╭─ Data excerpts
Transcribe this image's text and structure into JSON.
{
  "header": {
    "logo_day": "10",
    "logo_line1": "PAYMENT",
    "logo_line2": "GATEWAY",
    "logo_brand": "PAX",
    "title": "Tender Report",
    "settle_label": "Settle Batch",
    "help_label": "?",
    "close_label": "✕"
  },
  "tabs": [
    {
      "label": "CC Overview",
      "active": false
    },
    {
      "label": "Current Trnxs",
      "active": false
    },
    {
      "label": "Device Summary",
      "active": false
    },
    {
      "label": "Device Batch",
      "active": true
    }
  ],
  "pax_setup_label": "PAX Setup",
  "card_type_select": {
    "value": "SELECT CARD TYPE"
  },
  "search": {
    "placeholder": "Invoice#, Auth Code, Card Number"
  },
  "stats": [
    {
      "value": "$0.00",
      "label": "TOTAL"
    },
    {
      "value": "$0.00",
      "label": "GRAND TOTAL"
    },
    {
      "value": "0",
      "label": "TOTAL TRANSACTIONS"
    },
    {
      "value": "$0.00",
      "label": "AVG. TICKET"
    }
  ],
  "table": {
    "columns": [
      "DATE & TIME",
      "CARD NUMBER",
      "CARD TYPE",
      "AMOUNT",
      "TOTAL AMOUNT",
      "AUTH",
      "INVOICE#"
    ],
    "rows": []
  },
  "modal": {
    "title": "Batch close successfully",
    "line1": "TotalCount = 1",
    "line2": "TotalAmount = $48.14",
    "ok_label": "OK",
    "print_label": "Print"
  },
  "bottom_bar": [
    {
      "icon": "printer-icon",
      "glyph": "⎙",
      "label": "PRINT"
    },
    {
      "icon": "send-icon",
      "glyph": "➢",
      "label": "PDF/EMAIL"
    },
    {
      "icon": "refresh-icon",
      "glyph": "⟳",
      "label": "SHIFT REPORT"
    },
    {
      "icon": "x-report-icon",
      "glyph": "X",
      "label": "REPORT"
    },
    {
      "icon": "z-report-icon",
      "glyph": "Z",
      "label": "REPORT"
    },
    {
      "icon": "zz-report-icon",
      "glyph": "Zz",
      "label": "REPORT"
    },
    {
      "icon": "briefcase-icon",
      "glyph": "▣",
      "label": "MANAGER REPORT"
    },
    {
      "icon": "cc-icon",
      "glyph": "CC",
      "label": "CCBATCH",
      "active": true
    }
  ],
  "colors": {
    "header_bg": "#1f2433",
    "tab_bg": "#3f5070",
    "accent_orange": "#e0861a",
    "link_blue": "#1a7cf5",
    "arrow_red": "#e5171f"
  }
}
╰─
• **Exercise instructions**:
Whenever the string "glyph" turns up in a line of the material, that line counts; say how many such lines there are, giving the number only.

• **Solution to this task**:
8